By Dylan Skurka, February 2021. “Oh… What do you hope to do with that?” As any philosophy student knows, there is no question more soul-crushing than that one. Maybe it was a concerned friend wondering how you were going to make any money when you were out of school or someone you met at a party… Continue reading In Appreciation of the Purposelessness of Philosophy
By Dylan Skurka, December 2020. "When a drunken man falls from a cart, he may be hurt but he will not be killed. His bones and joints are no different from those of other men, but the degree of harm done by the fall differs radically, for the spiritual in him forms one intact whole.… Continue reading The Zhuangzi: A Therapeutic Text for the Ages
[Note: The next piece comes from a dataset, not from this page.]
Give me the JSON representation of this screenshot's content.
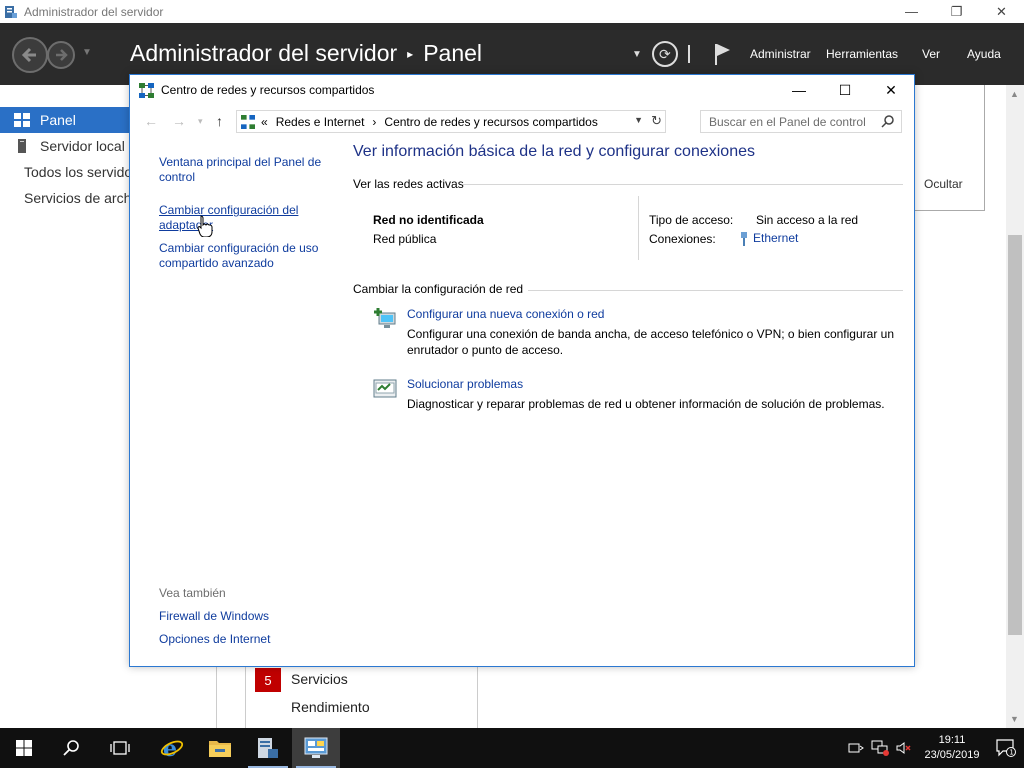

Please join us April 25-26 2019 in Vanier College 001 (Renaissance room) for our Annual Graduate Conference. The talk schedule and abstracts for keynotes can be found below. Thursday, April 25th 10:00-10:30 Coffee, Registration, Brief Opening Remarks 10:30-11:30 Rachel Lehmann (Georgia State) : Feeling Insulted is Being Insulted Comments by Jef Delvaux 11:30-12:30 Sanja Sreckovic (Belgrade): The role of emotions in… Continue reading York University 11th Annual Philosophy Graduate Conference: Philosophy of Emotion
By Brandon Tinklenberg, February 2019. During the second grade, I was obsessed with the video game called Oregon Trail. The game was first developed in 1971 by three Minnesota high school history teachers, who famously created the game in just two weeks. It was later redesigned by the Minnesota Educational Computing Consortium (MECC) and… Continue reading Hope and Video Games
Our 11th annual conference, which will be held on April 25-26 2019, will focus on the nature and significance of emotions. We will accept submissions on epistemology, ethics, metaethics, aesthetics, philosophy of action, philosophy of language, philosophy of mind, and political philosophy. Papers that address any of the following questions are especially encouraged: What are… Continue reading CFA: 11th Annual York Philosophy Graduate Conference
by Daniel Saunders, November 2018. In the Black Mirror episode, ‘Nosedive’, Lacie lives in a world in which even her smallest social interactions are rated and figured into a score. Lacie engages in rigorous self-discipline to keep her score high but after a series of unfortunate events, she loses control, her score plummets and she… Continue reading Holding Publishers Responsible for Fake News
By Brandon Tinklenberg, August 2018. Abigail died at 41 years of age in April of 2001. She was suffering from kidney failure. She was a Sumatran Orangutan who spent most of her life in zoo enclosures in Toronto. She was first acquired by the Riverdale Zoo in the early 1960s. Toronto’s first zoo, Riverdale was… Continue reading Are Captive Primates Robbed of their Culture?
By Lauren Edwards, May 2018. The term “political correctness” echoes in the current cultural chatter. One side shouts about “thought and language policing!” and “political correctness gone too far!”. The other roars about “sensitivity and safe spaces!” and “anti-political correctness gone mad!”. The conversation divides and devolves into nonsense: “I say you can’t say that… Continue reading ‘Political Correctness’ – Whoopty Do, what does it all mean Basil??
By Anonymous SJW, April 2018. On March 2nd, 2018, I attended York University Men’s Issues Inaugural Event, “Growing Up Fatherless,” a talk by Karen Straughan. The poster gave little indication that the event was any different from one of the many feminist-oriented talks about gender on campus. Eager to hear what I thought would be… Continue reading Field Report on Men’s Rights Activism.
In the first of an ongoing weekly segment, the Brainwandering team would like to give a short report on interesting articles we've read over the past week. Susanna Schellenberg will be guest blogging all this week over at Brains Blog about her new book on the nature of perception. Adam Grant in the Atlantic reflected… Continue reading What We’re Reading